How should you prioritize your priorities?
In our personal lives and our professional lives, we need to set priorities. There’s always more to do than we have time or resources to do. If you are bored – then I can find you a job or two!
For an organization, it’s even more important; an individual can recall their priorities and flex them as necessary, but an organization is made up of people, and people need to agree the priorities and consider them when making decisions.
Priorities help us decide which project/ initiative to do first. With limited resources, you can’t do everything. It’s unrealistic to follow up on every idea.
The scatter gun approach
One of the pitfalls is to have too many priorities with limited, or no, logic linking them. You may want to be profitable, and create a great customer experience, and do leading research - but these priorities conflict. So, you also need to prioritize your priorities.
An easy approach is to look for the highest return on investment (whether the investment is in money, time, reputation, or whatever). Line up the initiatives in order of value (benefits / costs) and pick the highest returns. It doesn’t require much thinking. It’s a good strategy for an investment portfolio (provided you have a clever way to factor in risk and the reliability of your predictions).
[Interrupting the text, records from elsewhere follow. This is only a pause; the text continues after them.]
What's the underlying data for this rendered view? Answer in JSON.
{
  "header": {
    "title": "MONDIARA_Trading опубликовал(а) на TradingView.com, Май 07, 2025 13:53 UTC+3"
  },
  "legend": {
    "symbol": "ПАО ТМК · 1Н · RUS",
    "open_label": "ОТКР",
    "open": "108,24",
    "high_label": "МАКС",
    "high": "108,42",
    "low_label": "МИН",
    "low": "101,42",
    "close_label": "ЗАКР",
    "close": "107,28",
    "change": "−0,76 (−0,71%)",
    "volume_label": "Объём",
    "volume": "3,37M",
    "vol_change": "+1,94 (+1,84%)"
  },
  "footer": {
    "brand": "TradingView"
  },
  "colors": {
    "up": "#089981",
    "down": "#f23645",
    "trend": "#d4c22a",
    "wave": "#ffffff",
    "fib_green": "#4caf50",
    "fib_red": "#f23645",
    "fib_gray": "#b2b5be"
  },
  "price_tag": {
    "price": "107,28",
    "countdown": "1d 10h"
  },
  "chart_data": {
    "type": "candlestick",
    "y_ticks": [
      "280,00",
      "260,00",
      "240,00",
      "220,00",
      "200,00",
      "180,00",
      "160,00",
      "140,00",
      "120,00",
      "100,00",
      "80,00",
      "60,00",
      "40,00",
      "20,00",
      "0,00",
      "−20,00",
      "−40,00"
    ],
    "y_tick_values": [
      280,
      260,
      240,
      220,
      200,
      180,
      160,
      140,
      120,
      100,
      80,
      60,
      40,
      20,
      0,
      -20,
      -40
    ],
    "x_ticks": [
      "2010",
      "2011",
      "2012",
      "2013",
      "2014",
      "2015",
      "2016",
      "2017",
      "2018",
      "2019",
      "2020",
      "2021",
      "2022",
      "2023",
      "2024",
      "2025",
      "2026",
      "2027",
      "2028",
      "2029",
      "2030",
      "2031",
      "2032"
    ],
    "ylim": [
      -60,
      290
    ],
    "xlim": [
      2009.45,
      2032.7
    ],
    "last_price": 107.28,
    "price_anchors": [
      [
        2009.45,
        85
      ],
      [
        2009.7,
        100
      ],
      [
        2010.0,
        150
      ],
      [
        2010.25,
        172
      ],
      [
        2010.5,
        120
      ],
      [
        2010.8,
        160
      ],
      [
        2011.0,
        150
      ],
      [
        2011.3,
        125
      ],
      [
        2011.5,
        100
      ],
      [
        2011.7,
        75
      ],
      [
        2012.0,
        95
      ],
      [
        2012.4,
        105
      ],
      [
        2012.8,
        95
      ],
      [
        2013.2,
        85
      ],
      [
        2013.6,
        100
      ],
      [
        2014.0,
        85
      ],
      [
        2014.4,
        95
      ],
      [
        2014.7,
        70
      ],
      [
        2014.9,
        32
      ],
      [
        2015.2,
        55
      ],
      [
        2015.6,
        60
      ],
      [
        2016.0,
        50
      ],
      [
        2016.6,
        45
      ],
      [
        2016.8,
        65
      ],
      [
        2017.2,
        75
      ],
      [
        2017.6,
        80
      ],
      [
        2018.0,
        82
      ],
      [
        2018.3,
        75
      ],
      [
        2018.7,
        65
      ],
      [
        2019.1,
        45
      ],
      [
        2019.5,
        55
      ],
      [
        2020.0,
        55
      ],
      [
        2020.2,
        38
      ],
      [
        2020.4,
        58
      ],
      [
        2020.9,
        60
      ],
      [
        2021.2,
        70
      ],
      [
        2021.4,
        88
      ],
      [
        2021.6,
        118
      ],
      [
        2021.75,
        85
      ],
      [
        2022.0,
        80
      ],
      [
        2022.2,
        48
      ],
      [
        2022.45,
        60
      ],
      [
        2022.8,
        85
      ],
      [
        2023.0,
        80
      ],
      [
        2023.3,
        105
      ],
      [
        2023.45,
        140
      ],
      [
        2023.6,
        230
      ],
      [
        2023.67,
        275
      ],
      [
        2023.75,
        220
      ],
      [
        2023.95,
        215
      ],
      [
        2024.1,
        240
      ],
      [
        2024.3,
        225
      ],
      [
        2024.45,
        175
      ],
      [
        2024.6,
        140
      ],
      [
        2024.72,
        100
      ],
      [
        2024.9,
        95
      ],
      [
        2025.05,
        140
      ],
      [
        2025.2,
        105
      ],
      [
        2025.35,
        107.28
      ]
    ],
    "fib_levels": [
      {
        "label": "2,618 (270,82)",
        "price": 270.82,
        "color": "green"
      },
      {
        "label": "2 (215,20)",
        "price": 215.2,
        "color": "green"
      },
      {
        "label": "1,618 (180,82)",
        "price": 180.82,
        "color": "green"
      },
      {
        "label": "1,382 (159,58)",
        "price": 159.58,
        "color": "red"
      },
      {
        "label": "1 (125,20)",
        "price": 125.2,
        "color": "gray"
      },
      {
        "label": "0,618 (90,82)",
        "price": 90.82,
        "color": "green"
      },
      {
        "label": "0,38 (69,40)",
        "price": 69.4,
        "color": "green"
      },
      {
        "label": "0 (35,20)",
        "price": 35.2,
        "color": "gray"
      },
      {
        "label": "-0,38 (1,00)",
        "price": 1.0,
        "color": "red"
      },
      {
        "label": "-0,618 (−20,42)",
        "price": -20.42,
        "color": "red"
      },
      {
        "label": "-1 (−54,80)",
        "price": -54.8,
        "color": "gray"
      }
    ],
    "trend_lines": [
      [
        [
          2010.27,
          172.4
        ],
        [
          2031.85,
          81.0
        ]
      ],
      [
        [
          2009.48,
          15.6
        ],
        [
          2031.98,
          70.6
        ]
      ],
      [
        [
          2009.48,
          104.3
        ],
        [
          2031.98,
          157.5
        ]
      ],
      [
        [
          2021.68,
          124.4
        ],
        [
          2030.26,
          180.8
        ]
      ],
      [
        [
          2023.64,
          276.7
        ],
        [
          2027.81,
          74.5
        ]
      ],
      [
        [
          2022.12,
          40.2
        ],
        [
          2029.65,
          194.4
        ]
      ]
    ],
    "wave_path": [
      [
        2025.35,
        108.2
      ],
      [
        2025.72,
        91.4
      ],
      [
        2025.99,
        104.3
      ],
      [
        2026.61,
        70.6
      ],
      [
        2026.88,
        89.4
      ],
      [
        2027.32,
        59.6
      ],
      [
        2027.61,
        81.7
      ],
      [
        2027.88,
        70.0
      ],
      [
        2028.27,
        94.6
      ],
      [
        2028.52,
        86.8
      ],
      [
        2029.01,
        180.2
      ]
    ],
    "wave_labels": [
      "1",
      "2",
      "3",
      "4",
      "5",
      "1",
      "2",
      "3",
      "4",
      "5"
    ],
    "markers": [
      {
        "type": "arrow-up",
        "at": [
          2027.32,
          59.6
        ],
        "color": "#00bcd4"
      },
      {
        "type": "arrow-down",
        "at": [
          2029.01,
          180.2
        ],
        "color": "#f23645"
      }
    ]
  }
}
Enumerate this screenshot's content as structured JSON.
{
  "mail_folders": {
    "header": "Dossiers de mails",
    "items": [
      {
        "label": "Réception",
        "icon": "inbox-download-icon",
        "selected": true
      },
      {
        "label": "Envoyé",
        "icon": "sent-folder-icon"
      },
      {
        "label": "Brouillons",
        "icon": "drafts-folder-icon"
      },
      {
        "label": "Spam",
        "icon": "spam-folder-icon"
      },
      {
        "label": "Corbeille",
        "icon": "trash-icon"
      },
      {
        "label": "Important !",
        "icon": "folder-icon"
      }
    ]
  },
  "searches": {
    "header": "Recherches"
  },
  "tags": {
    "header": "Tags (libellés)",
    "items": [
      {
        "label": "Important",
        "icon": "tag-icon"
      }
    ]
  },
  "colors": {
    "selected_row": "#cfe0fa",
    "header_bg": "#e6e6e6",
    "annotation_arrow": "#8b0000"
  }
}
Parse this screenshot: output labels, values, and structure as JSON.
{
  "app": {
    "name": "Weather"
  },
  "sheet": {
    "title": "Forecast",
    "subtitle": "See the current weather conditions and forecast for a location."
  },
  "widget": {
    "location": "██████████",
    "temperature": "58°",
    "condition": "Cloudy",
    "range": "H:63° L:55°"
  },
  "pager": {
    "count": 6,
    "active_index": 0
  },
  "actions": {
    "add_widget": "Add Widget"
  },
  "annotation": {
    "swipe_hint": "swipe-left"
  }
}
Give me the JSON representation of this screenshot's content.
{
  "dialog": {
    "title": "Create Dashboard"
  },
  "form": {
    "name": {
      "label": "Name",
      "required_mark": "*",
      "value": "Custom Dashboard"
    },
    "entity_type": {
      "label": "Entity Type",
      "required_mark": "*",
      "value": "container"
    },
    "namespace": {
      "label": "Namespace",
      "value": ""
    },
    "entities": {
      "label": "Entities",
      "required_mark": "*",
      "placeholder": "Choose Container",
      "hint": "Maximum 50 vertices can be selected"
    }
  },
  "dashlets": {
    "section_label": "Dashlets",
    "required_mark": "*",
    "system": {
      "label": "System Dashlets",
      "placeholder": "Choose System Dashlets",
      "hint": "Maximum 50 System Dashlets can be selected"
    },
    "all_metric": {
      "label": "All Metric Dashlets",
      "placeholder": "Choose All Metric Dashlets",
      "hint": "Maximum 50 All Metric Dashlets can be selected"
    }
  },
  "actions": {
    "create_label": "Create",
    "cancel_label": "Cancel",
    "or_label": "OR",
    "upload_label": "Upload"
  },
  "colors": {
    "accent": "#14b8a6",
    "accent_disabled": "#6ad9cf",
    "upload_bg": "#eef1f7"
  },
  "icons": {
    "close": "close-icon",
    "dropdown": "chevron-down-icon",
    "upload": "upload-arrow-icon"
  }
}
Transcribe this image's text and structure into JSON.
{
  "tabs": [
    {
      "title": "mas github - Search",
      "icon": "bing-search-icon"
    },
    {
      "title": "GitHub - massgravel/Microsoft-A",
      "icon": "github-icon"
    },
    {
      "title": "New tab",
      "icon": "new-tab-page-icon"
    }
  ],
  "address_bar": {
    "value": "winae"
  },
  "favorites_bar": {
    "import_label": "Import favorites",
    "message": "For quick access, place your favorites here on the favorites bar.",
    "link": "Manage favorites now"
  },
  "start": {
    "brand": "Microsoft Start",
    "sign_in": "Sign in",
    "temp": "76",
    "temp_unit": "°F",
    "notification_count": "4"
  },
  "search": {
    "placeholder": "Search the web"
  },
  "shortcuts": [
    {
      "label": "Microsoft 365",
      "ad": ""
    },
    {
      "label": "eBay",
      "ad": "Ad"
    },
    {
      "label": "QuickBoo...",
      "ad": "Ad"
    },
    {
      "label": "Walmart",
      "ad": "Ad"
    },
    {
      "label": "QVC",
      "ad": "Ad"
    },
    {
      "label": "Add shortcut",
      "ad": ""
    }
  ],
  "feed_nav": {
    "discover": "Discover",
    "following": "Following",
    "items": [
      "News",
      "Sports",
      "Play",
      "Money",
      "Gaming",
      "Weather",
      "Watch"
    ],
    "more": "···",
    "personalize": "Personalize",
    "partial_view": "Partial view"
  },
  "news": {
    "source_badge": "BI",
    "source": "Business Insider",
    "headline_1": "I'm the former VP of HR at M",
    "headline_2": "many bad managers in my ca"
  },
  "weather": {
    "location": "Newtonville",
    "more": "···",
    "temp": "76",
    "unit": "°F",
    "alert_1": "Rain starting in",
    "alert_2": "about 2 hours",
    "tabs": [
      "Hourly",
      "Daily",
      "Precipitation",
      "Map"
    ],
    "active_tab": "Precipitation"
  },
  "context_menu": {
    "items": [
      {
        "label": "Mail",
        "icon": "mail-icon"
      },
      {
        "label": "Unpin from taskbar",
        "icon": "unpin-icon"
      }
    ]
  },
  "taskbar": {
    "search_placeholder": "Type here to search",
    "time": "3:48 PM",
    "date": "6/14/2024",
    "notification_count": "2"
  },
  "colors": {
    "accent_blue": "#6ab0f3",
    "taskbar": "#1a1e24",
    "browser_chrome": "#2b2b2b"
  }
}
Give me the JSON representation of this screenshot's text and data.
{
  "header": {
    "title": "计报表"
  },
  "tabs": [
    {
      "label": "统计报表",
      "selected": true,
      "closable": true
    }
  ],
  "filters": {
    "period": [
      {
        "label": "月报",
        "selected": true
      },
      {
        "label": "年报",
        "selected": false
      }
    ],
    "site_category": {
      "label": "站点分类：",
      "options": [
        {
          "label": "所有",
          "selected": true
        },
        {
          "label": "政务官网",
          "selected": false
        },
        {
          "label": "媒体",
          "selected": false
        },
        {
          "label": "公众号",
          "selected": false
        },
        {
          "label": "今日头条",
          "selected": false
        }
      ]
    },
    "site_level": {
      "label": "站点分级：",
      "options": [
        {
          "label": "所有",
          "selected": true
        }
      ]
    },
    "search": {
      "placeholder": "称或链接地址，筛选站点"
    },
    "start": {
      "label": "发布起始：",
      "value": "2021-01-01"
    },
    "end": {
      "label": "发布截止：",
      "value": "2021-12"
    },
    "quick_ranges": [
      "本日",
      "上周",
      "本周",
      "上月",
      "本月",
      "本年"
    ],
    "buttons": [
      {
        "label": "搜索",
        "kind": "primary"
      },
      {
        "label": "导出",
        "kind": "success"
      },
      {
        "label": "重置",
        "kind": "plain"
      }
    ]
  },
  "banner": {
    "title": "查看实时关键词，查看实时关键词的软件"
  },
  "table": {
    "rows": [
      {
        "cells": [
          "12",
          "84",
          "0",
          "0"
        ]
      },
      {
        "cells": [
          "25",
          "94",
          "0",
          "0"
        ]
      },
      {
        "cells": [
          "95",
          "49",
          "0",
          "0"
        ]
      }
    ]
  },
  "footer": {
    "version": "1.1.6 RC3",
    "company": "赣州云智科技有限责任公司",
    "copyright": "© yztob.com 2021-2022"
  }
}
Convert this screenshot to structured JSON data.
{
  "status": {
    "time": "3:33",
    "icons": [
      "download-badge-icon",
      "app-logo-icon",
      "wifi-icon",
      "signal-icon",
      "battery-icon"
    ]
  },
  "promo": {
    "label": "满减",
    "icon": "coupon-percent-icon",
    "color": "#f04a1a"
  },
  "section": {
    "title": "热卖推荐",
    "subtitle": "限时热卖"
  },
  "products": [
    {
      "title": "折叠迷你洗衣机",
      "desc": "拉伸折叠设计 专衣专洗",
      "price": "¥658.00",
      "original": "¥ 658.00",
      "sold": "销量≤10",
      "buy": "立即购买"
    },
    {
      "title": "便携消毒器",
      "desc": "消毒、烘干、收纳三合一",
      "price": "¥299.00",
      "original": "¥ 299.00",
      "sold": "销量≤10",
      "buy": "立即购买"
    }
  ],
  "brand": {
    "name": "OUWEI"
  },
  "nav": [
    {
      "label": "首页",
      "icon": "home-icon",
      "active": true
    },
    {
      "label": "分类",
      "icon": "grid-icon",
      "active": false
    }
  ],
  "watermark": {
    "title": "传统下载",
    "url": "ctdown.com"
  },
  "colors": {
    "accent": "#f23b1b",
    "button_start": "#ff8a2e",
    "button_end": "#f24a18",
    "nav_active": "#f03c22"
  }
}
It doesn’t make sense in pretty much any other context because business, and life are complex - you may head off to the East one day, and to the West the next, and waste effort, and end up back where you started!
Actually, it doesn’t make sense for an investment portfolio either, because it exposes you to unknown risk. The point of an investment portfolio is to balance risk. For example, to guard against cryptocurrency going badly wrong, you might limit your cryptocurrency holding to 10% of the whole and invest some of your money in biotechnology or agribusiness.
The “highest rate of return” is a popular approach, but not very useful in reality.
It’s easy to lose your way with the wrong priorities.
- To keep costs low - you don’t invest in research and development (don’t find next year’s products), and don’t train staff (affects recruitment and retention, and the quality of your workers).
- To maximize profitable income - you chase after profitable product lines and drop the less profitable ones (customers don’t see your brand name).
- To increase satisfaction - you bludgeon customers with questionnaires which will always get the right answer … “are you neutral, happy, or ecstatic?”
Three priorities (manage costs, maximize profitable income, customer satisfaction), which come into conflict in as little as 12 months when the customers move on - you didn’t know that they weren’t satisfied and aren’t loyal, or that their tastes have changed!
Most organizations need an overriding priority which all priorities contribute to, such as “to organize the world’s information and make it universally accessible and useful” (Google).
hierarchy of purpose
Once you know your single most important priority, you know how to prioritize all of your other priorities.
- Purpose: what is the purpose of the organization? Does it have a single purpose? What is the best way to deliver that purpose? Are there different ways to pursue this purpose, e.g. through Scenario Planning? What is the strategic vision?
- Priorities: given the purpose and strategic vision, what matters most? There will be long-term priorities, 2-5-year priorities, and short-term priorities, and they need to be consistent.
- Projects: once you know the priorities and the hierarchy of priorities, which projects merit investment and which projects need their investment recovered and put into projects better aligned to the purpose and vision? Which align and should be resourced, and which should be stopped or scrapped?
- People: some people achieve better results than others. Some are great managing individual projects but do so by cannibalizing other project resources wantonly, whereas others take a broader view. Who are the best people to manage the projects that align to the priorities? What is the opportunity cost of putting them on one rather than another project? How can you mitigate this and achieve the best for every project?
- Performance: traditionally project performance indicators have been linked to inputs, the so-called ‘iron triangle’ of time, cost and quality. Project outputs are much easier to track than (business) outcomes, such as benefits, impact, goals. It is the outcomes, and outcome-related targets that really matter. They demonstrate that value has been created and provide evidence of progress
What gets measured, gets done
But you can only enforce policies if you measure what’s actually happening where ‘the rubber hits the road’.
Admittedly, we all have our ‘pet projects’, and some people have the knack of being able to push them through whether they contribute to a priority or not!
With appropriate standards, you can determine what contribution each initiative makes to your intermediate priorities and to your top priority and decide where to invest limited resources.
Benefits management enables you to monitor the return on investment in a wide range of initiatives and determine their contribution to the priorities you have set. You will know where and when to cut your losses or when to invest more – all of which is likely to depend on changes in your business environment.
Amplify™ Strategy Execution software enables organizations to execute strategies that create value for their stakeholders. Our platform equips them to achieve goals, priorities and business impact by optimizing their investment in a portfolio of change initiatives.